(SUPPLIED DATA)
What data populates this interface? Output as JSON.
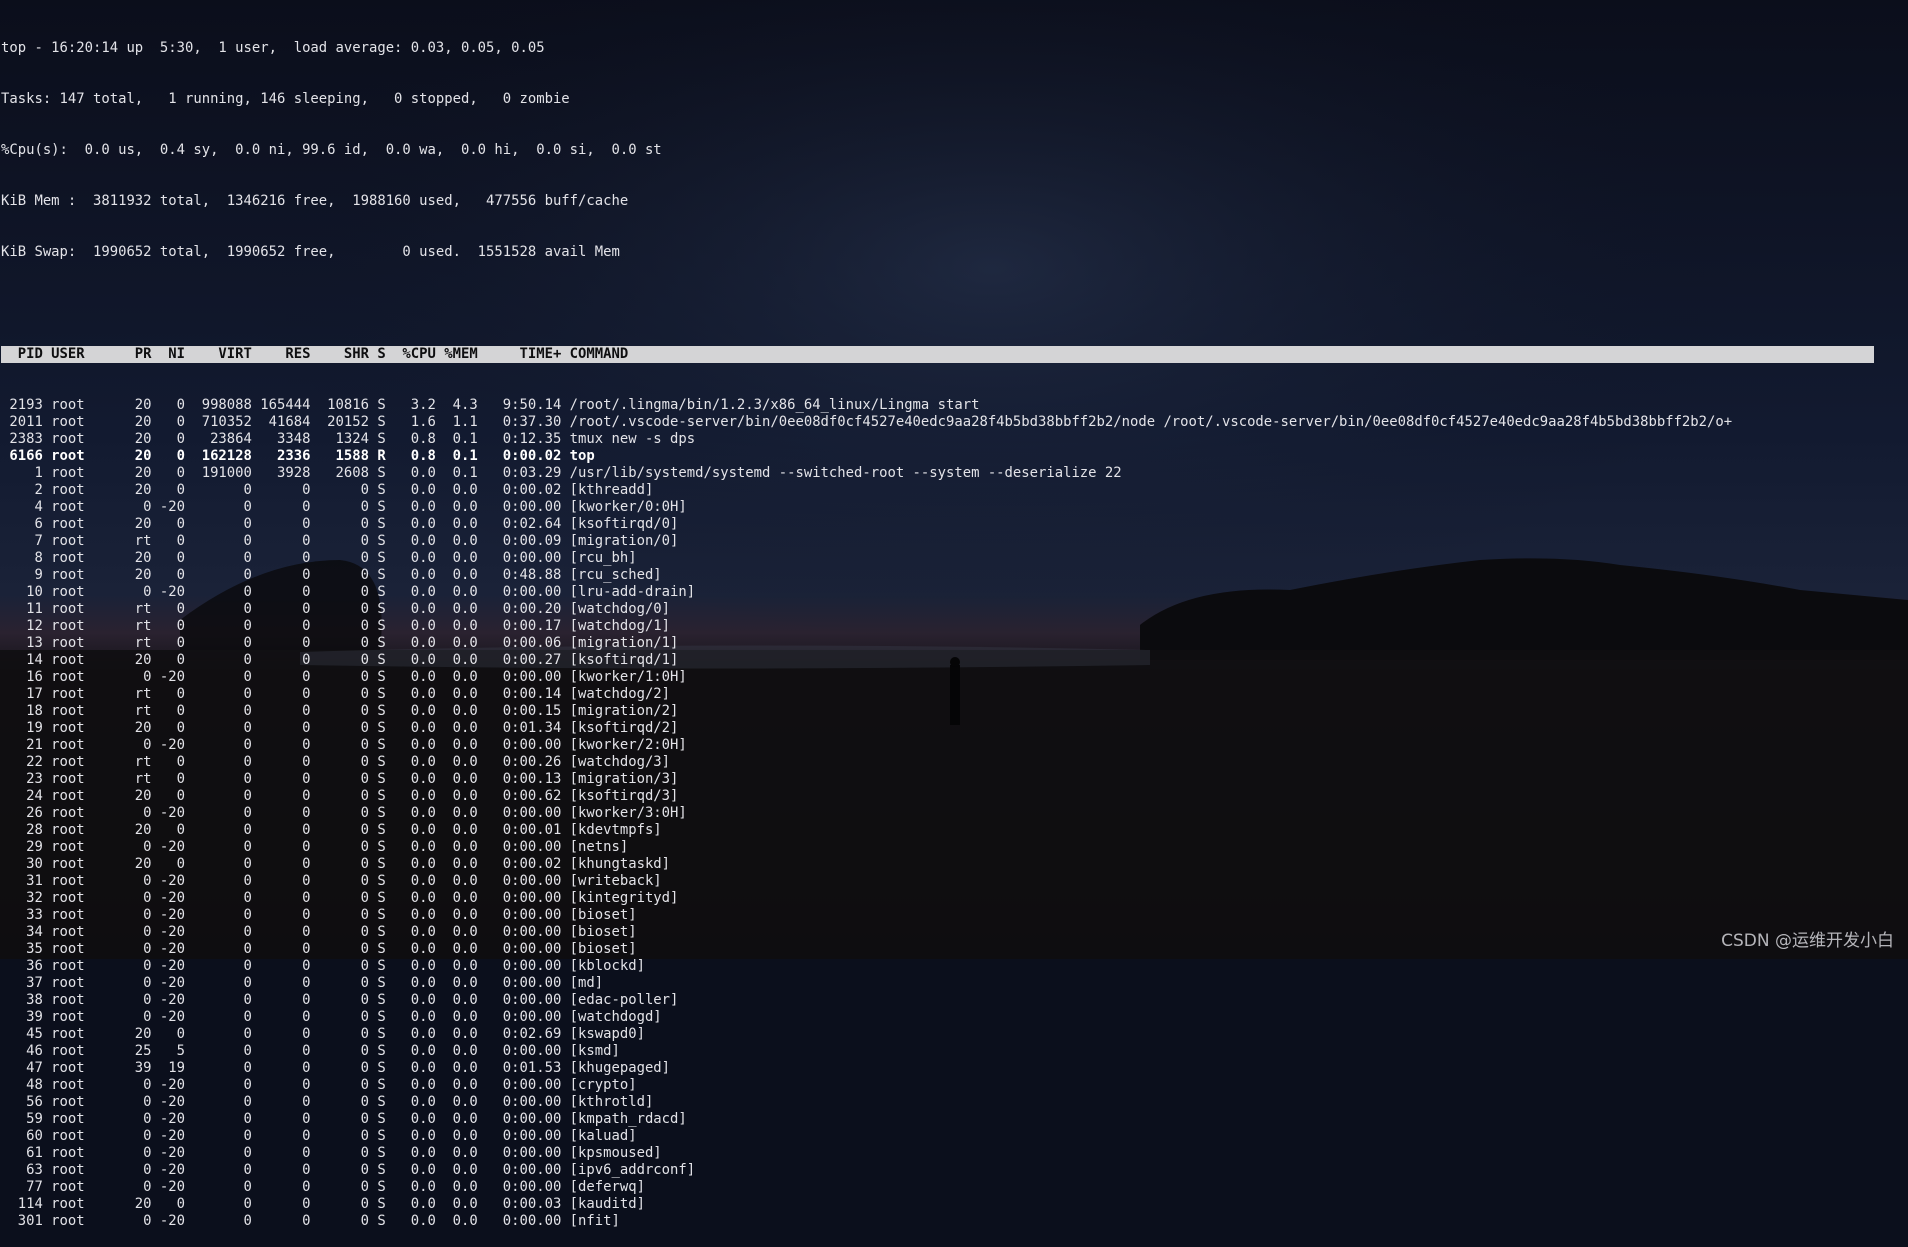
{
  "summary": {
    "line1": "top - 16:20:14 up  5:30,  1 user,  load average: 0.03, 0.05, 0.05",
    "line2": "Tasks: 147 total,   1 running, 146 sleeping,   0 stopped,   0 zombie",
    "line3": "%Cpu(s):  0.0 us,  0.4 sy,  0.0 ni, 99.6 id,  0.0 wa,  0.0 hi,  0.0 si,  0.0 st",
    "line4": "KiB Mem :  3811932 total,  1346216 free,  1988160 used,   477556 buff/cache",
    "line5": "KiB Swap:  1990652 total,  1990652 free,        0 used.  1551528 avail Mem"
  },
  "table_header": "  PID USER      PR  NI    VIRT    RES    SHR S  %CPU %MEM     TIME+ COMMAND                                                                                                        ",
  "columns": [
    "PID",
    "USER",
    "PR",
    "NI",
    "VIRT",
    "RES",
    "SHR",
    "S",
    "%CPU",
    "%MEM",
    "TIME+",
    "COMMAND"
  ],
  "processes": [
    {
      "pid": "2193",
      "user": "root",
      "pr": "20",
      "ni": "0",
      "virt": "998088",
      "res": "165444",
      "shr": "10816",
      "s": "S",
      "cpu": "3.2",
      "mem": "4.3",
      "time": "9:50.14",
      "cmd": "/root/.lingma/bin/1.2.3/x86_64_linux/Lingma start"
    },
    {
      "pid": "2011",
      "user": "root",
      "pr": "20",
      "ni": "0",
      "virt": "710352",
      "res": "41684",
      "shr": "20152",
      "s": "S",
      "cpu": "1.6",
      "mem": "1.1",
      "time": "0:37.30",
      "cmd": "/root/.vscode-server/bin/0ee08df0cf4527e40edc9aa28f4b5bd38bbff2b2/node /root/.vscode-server/bin/0ee08df0cf4527e40edc9aa28f4b5bd38bbff2b2/o+"
    },
    {
      "pid": "2383",
      "user": "root",
      "pr": "20",
      "ni": "0",
      "virt": "23864",
      "res": "3348",
      "shr": "1324",
      "s": "S",
      "cpu": "0.8",
      "mem": "0.1",
      "time": "0:12.35",
      "cmd": "tmux new -s dps"
    },
    {
      "pid": "6166",
      "user": "root",
      "pr": "20",
      "ni": "0",
      "virt": "162128",
      "res": "2336",
      "shr": "1588",
      "s": "R",
      "cpu": "0.8",
      "mem": "0.1",
      "time": "0:00.02",
      "cmd": "top",
      "bold": true
    },
    {
      "pid": "1",
      "user": "root",
      "pr": "20",
      "ni": "0",
      "virt": "191000",
      "res": "3928",
      "shr": "2608",
      "s": "S",
      "cpu": "0.0",
      "mem": "0.1",
      "time": "0:03.29",
      "cmd": "/usr/lib/systemd/systemd --switched-root --system --deserialize 22"
    },
    {
      "pid": "2",
      "user": "root",
      "pr": "20",
      "ni": "0",
      "virt": "0",
      "res": "0",
      "shr": "0",
      "s": "S",
      "cpu": "0.0",
      "mem": "0.0",
      "time": "0:00.02",
      "cmd": "[kthreadd]"
    },
    {
      "pid": "4",
      "user": "root",
      "pr": "0",
      "ni": "-20",
      "virt": "0",
      "res": "0",
      "shr": "0",
      "s": "S",
      "cpu": "0.0",
      "mem": "0.0",
      "time": "0:00.00",
      "cmd": "[kworker/0:0H]"
    },
    {
      "pid": "6",
      "user": "root",
      "pr": "20",
      "ni": "0",
      "virt": "0",
      "res": "0",
      "shr": "0",
      "s": "S",
      "cpu": "0.0",
      "mem": "0.0",
      "time": "0:02.64",
      "cmd": "[ksoftirqd/0]"
    },
    {
      "pid": "7",
      "user": "root",
      "pr": "rt",
      "ni": "0",
      "virt": "0",
      "res": "0",
      "shr": "0",
      "s": "S",
      "cpu": "0.0",
      "mem": "0.0",
      "time": "0:00.09",
      "cmd": "[migration/0]"
    },
    {
      "pid": "8",
      "user": "root",
      "pr": "20",
      "ni": "0",
      "virt": "0",
      "res": "0",
      "shr": "0",
      "s": "S",
      "cpu": "0.0",
      "mem": "0.0",
      "time": "0:00.00",
      "cmd": "[rcu_bh]"
    },
    {
      "pid": "9",
      "user": "root",
      "pr": "20",
      "ni": "0",
      "virt": "0",
      "res": "0",
      "shr": "0",
      "s": "S",
      "cpu": "0.0",
      "mem": "0.0",
      "time": "0:48.88",
      "cmd": "[rcu_sched]"
    },
    {
      "pid": "10",
      "user": "root",
      "pr": "0",
      "ni": "-20",
      "virt": "0",
      "res": "0",
      "shr": "0",
      "s": "S",
      "cpu": "0.0",
      "mem": "0.0",
      "time": "0:00.00",
      "cmd": "[lru-add-drain]"
    },
    {
      "pid": "11",
      "user": "root",
      "pr": "rt",
      "ni": "0",
      "virt": "0",
      "res": "0",
      "shr": "0",
      "s": "S",
      "cpu": "0.0",
      "mem": "0.0",
      "time": "0:00.20",
      "cmd": "[watchdog/0]"
    },
    {
      "pid": "12",
      "user": "root",
      "pr": "rt",
      "ni": "0",
      "virt": "0",
      "res": "0",
      "shr": "0",
      "s": "S",
      "cpu": "0.0",
      "mem": "0.0",
      "time": "0:00.17",
      "cmd": "[watchdog/1]"
    },
    {
      "pid": "13",
      "user": "root",
      "pr": "rt",
      "ni": "0",
      "virt": "0",
      "res": "0",
      "shr": "0",
      "s": "S",
      "cpu": "0.0",
      "mem": "0.0",
      "time": "0:00.06",
      "cmd": "[migration/1]"
    },
    {
      "pid": "14",
      "user": "root",
      "pr": "20",
      "ni": "0",
      "virt": "0",
      "res": "0",
      "shr": "0",
      "s": "S",
      "cpu": "0.0",
      "mem": "0.0",
      "time": "0:00.27",
      "cmd": "[ksoftirqd/1]"
    },
    {
      "pid": "16",
      "user": "root",
      "pr": "0",
      "ni": "-20",
      "virt": "0",
      "res": "0",
      "shr": "0",
      "s": "S",
      "cpu": "0.0",
      "mem": "0.0",
      "time": "0:00.00",
      "cmd": "[kworker/1:0H]"
    },
    {
      "pid": "17",
      "user": "root",
      "pr": "rt",
      "ni": "0",
      "virt": "0",
      "res": "0",
      "shr": "0",
      "s": "S",
      "cpu": "0.0",
      "mem": "0.0",
      "time": "0:00.14",
      "cmd": "[watchdog/2]"
    },
    {
      "pid": "18",
      "user": "root",
      "pr": "rt",
      "ni": "0",
      "virt": "0",
      "res": "0",
      "shr": "0",
      "s": "S",
      "cpu": "0.0",
      "mem": "0.0",
      "time": "0:00.15",
      "cmd": "[migration/2]"
    },
    {
      "pid": "19",
      "user": "root",
      "pr": "20",
      "ni": "0",
      "virt": "0",
      "res": "0",
      "shr": "0",
      "s": "S",
      "cpu": "0.0",
      "mem": "0.0",
      "time": "0:01.34",
      "cmd": "[ksoftirqd/2]"
    },
    {
      "pid": "21",
      "user": "root",
      "pr": "0",
      "ni": "-20",
      "virt": "0",
      "res": "0",
      "shr": "0",
      "s": "S",
      "cpu": "0.0",
      "mem": "0.0",
      "time": "0:00.00",
      "cmd": "[kworker/2:0H]"
    },
    {
      "pid": "22",
      "user": "root",
      "pr": "rt",
      "ni": "0",
      "virt": "0",
      "res": "0",
      "shr": "0",
      "s": "S",
      "cpu": "0.0",
      "mem": "0.0",
      "time": "0:00.26",
      "cmd": "[watchdog/3]"
    },
    {
      "pid": "23",
      "user": "root",
      "pr": "rt",
      "ni": "0",
      "virt": "0",
      "res": "0",
      "shr": "0",
      "s": "S",
      "cpu": "0.0",
      "mem": "0.0",
      "time": "0:00.13",
      "cmd": "[migration/3]"
    },
    {
      "pid": "24",
      "user": "root",
      "pr": "20",
      "ni": "0",
      "virt": "0",
      "res": "0",
      "shr": "0",
      "s": "S",
      "cpu": "0.0",
      "mem": "0.0",
      "time": "0:00.62",
      "cmd": "[ksoftirqd/3]"
    },
    {
      "pid": "26",
      "user": "root",
      "pr": "0",
      "ni": "-20",
      "virt": "0",
      "res": "0",
      "shr": "0",
      "s": "S",
      "cpu": "0.0",
      "mem": "0.0",
      "time": "0:00.00",
      "cmd": "[kworker/3:0H]"
    },
    {
      "pid": "28",
      "user": "root",
      "pr": "20",
      "ni": "0",
      "virt": "0",
      "res": "0",
      "shr": "0",
      "s": "S",
      "cpu": "0.0",
      "mem": "0.0",
      "time": "0:00.01",
      "cmd": "[kdevtmpfs]"
    },
    {
      "pid": "29",
      "user": "root",
      "pr": "0",
      "ni": "-20",
      "virt": "0",
      "res": "0",
      "shr": "0",
      "s": "S",
      "cpu": "0.0",
      "mem": "0.0",
      "time": "0:00.00",
      "cmd": "[netns]"
    },
    {
      "pid": "30",
      "user": "root",
      "pr": "20",
      "ni": "0",
      "virt": "0",
      "res": "0",
      "shr": "0",
      "s": "S",
      "cpu": "0.0",
      "mem": "0.0",
      "time": "0:00.02",
      "cmd": "[khungtaskd]"
    },
    {
      "pid": "31",
      "user": "root",
      "pr": "0",
      "ni": "-20",
      "virt": "0",
      "res": "0",
      "shr": "0",
      "s": "S",
      "cpu": "0.0",
      "mem": "0.0",
      "time": "0:00.00",
      "cmd": "[writeback]"
    },
    {
      "pid": "32",
      "user": "root",
      "pr": "0",
      "ni": "-20",
      "virt": "0",
      "res": "0",
      "shr": "0",
      "s": "S",
      "cpu": "0.0",
      "mem": "0.0",
      "time": "0:00.00",
      "cmd": "[kintegrityd]"
    },
    {
      "pid": "33",
      "user": "root",
      "pr": "0",
      "ni": "-20",
      "virt": "0",
      "res": "0",
      "shr": "0",
      "s": "S",
      "cpu": "0.0",
      "mem": "0.0",
      "time": "0:00.00",
      "cmd": "[bioset]"
    },
    {
      "pid": "34",
      "user": "root",
      "pr": "0",
      "ni": "-20",
      "virt": "0",
      "res": "0",
      "shr": "0",
      "s": "S",
      "cpu": "0.0",
      "mem": "0.0",
      "time": "0:00.00",
      "cmd": "[bioset]"
    },
    {
      "pid": "35",
      "user": "root",
      "pr": "0",
      "ni": "-20",
      "virt": "0",
      "res": "0",
      "shr": "0",
      "s": "S",
      "cpu": "0.0",
      "mem": "0.0",
      "time": "0:00.00",
      "cmd": "[bioset]"
    },
    {
      "pid": "36",
      "user": "root",
      "pr": "0",
      "ni": "-20",
      "virt": "0",
      "res": "0",
      "shr": "0",
      "s": "S",
      "cpu": "0.0",
      "mem": "0.0",
      "time": "0:00.00",
      "cmd": "[kblockd]"
    },
    {
      "pid": "37",
      "user": "root",
      "pr": "0",
      "ni": "-20",
      "virt": "0",
      "res": "0",
      "shr": "0",
      "s": "S",
      "cpu": "0.0",
      "mem": "0.0",
      "time": "0:00.00",
      "cmd": "[md]"
    },
    {
      "pid": "38",
      "user": "root",
      "pr": "0",
      "ni": "-20",
      "virt": "0",
      "res": "0",
      "shr": "0",
      "s": "S",
      "cpu": "0.0",
      "mem": "0.0",
      "time": "0:00.00",
      "cmd": "[edac-poller]"
    },
    {
      "pid": "39",
      "user": "root",
      "pr": "0",
      "ni": "-20",
      "virt": "0",
      "res": "0",
      "shr": "0",
      "s": "S",
      "cpu": "0.0",
      "mem": "0.0",
      "time": "0:00.00",
      "cmd": "[watchdogd]"
    },
    {
      "pid": "45",
      "user": "root",
      "pr": "20",
      "ni": "0",
      "virt": "0",
      "res": "0",
      "shr": "0",
      "s": "S",
      "cpu": "0.0",
      "mem": "0.0",
      "time": "0:02.69",
      "cmd": "[kswapd0]"
    },
    {
      "pid": "46",
      "user": "root",
      "pr": "25",
      "ni": "5",
      "virt": "0",
      "res": "0",
      "shr": "0",
      "s": "S",
      "cpu": "0.0",
      "mem": "0.0",
      "time": "0:00.00",
      "cmd": "[ksmd]"
    },
    {
      "pid": "47",
      "user": "root",
      "pr": "39",
      "ni": "19",
      "virt": "0",
      "res": "0",
      "shr": "0",
      "s": "S",
      "cpu": "0.0",
      "mem": "0.0",
      "time": "0:01.53",
      "cmd": "[khugepaged]"
    },
    {
      "pid": "48",
      "user": "root",
      "pr": "0",
      "ni": "-20",
      "virt": "0",
      "res": "0",
      "shr": "0",
      "s": "S",
      "cpu": "0.0",
      "mem": "0.0",
      "time": "0:00.00",
      "cmd": "[crypto]"
    },
    {
      "pid": "56",
      "user": "root",
      "pr": "0",
      "ni": "-20",
      "virt": "0",
      "res": "0",
      "shr": "0",
      "s": "S",
      "cpu": "0.0",
      "mem": "0.0",
      "time": "0:00.00",
      "cmd": "[kthrotld]"
    },
    {
      "pid": "59",
      "user": "root",
      "pr": "0",
      "ni": "-20",
      "virt": "0",
      "res": "0",
      "shr": "0",
      "s": "S",
      "cpu": "0.0",
      "mem": "0.0",
      "time": "0:00.00",
      "cmd": "[kmpath_rdacd]"
    },
    {
      "pid": "60",
      "user": "root",
      "pr": "0",
      "ni": "-20",
      "virt": "0",
      "res": "0",
      "shr": "0",
      "s": "S",
      "cpu": "0.0",
      "mem": "0.0",
      "time": "0:00.00",
      "cmd": "[kaluad]"
    },
    {
      "pid": "61",
      "user": "root",
      "pr": "0",
      "ni": "-20",
      "virt": "0",
      "res": "0",
      "shr": "0",
      "s": "S",
      "cpu": "0.0",
      "mem": "0.0",
      "time": "0:00.00",
      "cmd": "[kpsmoused]"
    },
    {
      "pid": "63",
      "user": "root",
      "pr": "0",
      "ni": "-20",
      "virt": "0",
      "res": "0",
      "shr": "0",
      "s": "S",
      "cpu": "0.0",
      "mem": "0.0",
      "time": "0:00.00",
      "cmd": "[ipv6_addrconf]"
    },
    {
      "pid": "77",
      "user": "root",
      "pr": "0",
      "ni": "-20",
      "virt": "0",
      "res": "0",
      "shr": "0",
      "s": "S",
      "cpu": "0.0",
      "mem": "0.0",
      "time": "0:00.00",
      "cmd": "[deferwq]"
    },
    {
      "pid": "114",
      "user": "root",
      "pr": "20",
      "ni": "0",
      "virt": "0",
      "res": "0",
      "shr": "0",
      "s": "S",
      "cpu": "0.0",
      "mem": "0.0",
      "time": "0:00.03",
      "cmd": "[kauditd]"
    },
    {
      "pid": "301",
      "user": "root",
      "pr": "0",
      "ni": "-20",
      "virt": "0",
      "res": "0",
      "shr": "0",
      "s": "S",
      "cpu": "0.0",
      "mem": "0.0",
      "time": "0:00.00",
      "cmd": "[nfit]"
    }
  ],
  "watermark": "CSDN @运维开发小白",
  "colors": {
    "terminal_text": "#e3e3e8",
    "header_bar": "#d4d4d6",
    "header_text": "#0e0e10",
    "sky": "#0b0f1c",
    "horizon_glow": "#c4461a"
  }
}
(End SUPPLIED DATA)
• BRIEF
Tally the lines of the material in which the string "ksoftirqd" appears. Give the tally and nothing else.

• WRITTEN ANSWER
4